EMO BON: the first marine biodiversity observatory in Europe
Marine ecosystems host huge biodiversity, very important for the health of all living beings. However, climate change and marine pollution represent significant threats to these ecosystems, acknowledged by recent European and international policies. To support these policies that aim to restore ocean health and mitigate climate change, consistent, high-quality data on marine biodiversity, derived through omics approaches, are required. However, there are currently some gaps in data collection, particularly in Europe, the EMO BON project appears!
Launched in summer 2021, the EMBRC's new project, European Marine Omics Biodiversity Observation Network (EMO BON), includes a network of 16 coastal observatory stations across Europe, from Northern Norway to the tropical Red Sea in Israel.

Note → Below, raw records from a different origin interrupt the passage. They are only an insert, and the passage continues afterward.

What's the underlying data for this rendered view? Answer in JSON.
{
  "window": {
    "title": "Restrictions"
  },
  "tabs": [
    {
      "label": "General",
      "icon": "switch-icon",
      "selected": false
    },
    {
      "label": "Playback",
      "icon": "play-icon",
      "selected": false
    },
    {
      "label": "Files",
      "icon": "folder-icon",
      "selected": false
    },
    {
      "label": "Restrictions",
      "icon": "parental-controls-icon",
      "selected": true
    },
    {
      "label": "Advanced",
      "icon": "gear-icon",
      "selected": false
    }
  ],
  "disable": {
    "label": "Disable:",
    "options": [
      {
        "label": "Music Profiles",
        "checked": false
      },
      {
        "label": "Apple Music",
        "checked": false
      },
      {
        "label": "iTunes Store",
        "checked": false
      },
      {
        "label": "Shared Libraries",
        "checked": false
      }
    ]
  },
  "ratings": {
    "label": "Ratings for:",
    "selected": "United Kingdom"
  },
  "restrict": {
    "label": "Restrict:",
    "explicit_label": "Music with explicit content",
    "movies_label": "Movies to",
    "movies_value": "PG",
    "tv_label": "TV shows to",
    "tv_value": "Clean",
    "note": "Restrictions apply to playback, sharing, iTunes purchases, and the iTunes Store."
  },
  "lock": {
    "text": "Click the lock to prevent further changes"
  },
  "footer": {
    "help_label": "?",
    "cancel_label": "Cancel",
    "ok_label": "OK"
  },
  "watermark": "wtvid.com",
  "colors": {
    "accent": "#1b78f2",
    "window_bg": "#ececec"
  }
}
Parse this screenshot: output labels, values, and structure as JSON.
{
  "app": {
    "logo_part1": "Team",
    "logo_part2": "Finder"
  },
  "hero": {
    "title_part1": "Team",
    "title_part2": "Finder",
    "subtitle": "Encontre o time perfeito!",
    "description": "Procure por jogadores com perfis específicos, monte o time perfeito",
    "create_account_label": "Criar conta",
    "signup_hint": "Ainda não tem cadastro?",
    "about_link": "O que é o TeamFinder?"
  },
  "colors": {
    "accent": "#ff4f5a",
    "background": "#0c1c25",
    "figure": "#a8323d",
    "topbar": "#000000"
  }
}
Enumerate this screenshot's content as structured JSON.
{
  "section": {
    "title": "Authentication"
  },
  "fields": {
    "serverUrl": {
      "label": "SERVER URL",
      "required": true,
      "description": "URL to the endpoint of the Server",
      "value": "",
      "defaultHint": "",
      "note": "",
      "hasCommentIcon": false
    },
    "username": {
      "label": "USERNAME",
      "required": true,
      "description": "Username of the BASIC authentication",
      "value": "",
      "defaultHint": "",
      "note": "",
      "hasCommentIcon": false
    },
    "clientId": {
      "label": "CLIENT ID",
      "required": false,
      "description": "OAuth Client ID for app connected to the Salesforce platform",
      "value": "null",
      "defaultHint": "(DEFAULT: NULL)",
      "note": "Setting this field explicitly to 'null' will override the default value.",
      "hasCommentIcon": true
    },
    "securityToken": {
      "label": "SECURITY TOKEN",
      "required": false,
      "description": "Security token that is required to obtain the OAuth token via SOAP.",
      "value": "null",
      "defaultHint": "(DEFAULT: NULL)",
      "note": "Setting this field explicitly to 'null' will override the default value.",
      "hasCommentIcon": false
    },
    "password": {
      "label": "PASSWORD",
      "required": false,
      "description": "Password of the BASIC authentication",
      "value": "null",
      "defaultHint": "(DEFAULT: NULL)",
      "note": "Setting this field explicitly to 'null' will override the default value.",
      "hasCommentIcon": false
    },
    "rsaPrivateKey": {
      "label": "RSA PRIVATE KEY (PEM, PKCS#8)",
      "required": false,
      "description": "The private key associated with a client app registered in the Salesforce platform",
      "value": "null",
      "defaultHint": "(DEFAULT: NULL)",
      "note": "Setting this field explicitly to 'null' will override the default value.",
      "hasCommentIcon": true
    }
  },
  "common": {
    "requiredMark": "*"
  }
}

In Portugal, this network of genomic observatories is represented by the Algarve Centre of Marine Sciences (CCMAR-Algarve) and the Interdisciplinary Centre of Marine and Environmental Research (CIIMAR).
The major goal of the EMO BOM is to collect samples from the water column and substrates from different habitats for the analysis of marine biodiversity. Every two months, all observatories in Europe do their sampling collection, applying the same procedure defined by the HandBook, to analyze the genome (DNA) of the samples in the laboratory through DNA extraction and sequencing (metagenomic analysis). Thus, the project aims to contribute and ensure a continuous database on biodiversity at EMBRC sites following FAIR data principles (Findable, Accessible, Interoperable, and Reusable).
CCMAR has as sampling site the Marine Station of Ramalhete. Bruno Louro, CCMAR researcher and Portuguese representative of the EMO BOM operational committee, is responsible for collecting sediment samples from the Ria Formosa that will contribute to this European database.
The data that results from this work will be available to the entire scientific community and provide Europe a means to better monitor and understands its marine biodiversity, filling current gaps in European biological observation data.